But they will now have to hope that France can beat Ireland, or claim a draw, in Paris (17.00GMT) to claim only their second title since 2003.
"We scored some great tries and came here and scored 50, not many teams do that," Lancaster told the BBC.
"I'm proud of the boys. We were not quite in our shape in the first half, there were some errors but we have a great squad developing and I am very proud.
"Overall we take the bigger picture - the Scotland, Ireland and Wales performances and I don't think many teams will come here and win like this."
'Sit and wait'
Robshaw added: "Plus-50 points is what we wanted to do, it's just a shame we conceded that try. Now we just have to sit and wait.
"We were focused, ready and came here with the objective of getting 50. We left a few opportunities out there but that's one for another day. Unfortunately we conceded. If we hadn't we'd have been in a good position."
Though France can mathematically still win this year’s tournament, they would have to beat Ireland by some 78 points to do so.
France though will still be looking to end their tournament on a high and their hopes of beating the Irish will be boosted by the fact that Ireland have managed just one win against Les Bleus in 42 years.
Nevertheless, Ireland will travel to Paris full of confidence after emphatic wins against Scotland, Wales and Italy in this year’s tournament and only a narrow defeat to England blemishing their record.
"We don't dwell on the past. It's something you're probably aware of but at the same time we've been playing some really good rugby," Ireland captain Paul O'Connell told a news conference earlier this week.
"We go there with a realistic amount of confidence knowing how good France are, but we're in a good place. It's a great position to be in. You want to go into the last game with your destiny in your own hands. It's a brilliant opportunity."
The game will also mark the last appearance of Irish legend Brian O'Driscoll, bringing his international career to an end at the same stadium where he made his debut 14 years ago – in Ireland’s last victory against France on French soil.

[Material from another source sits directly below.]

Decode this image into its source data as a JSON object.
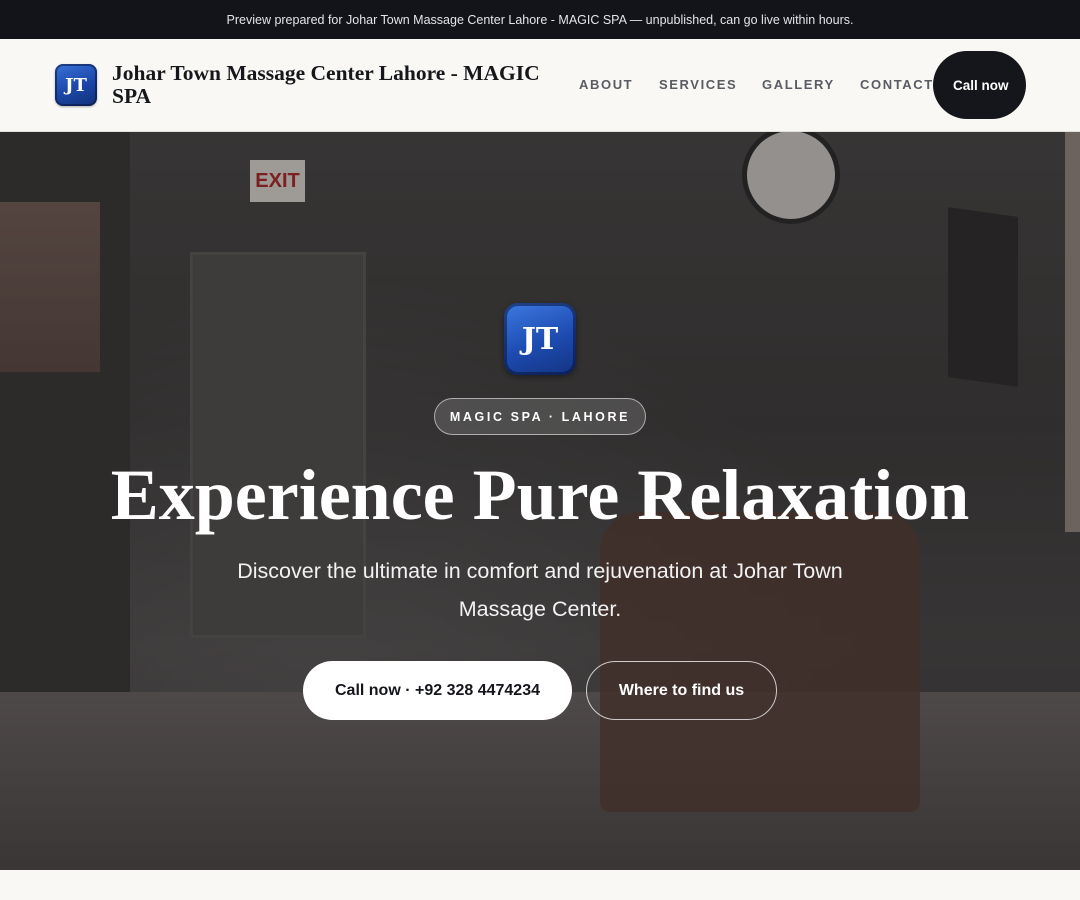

Wales play Scotland in Cardiff (14.45 GMT) in Saturday's other game.
(FRANCE 24 with REUTERS)
Date created : 2014-03-15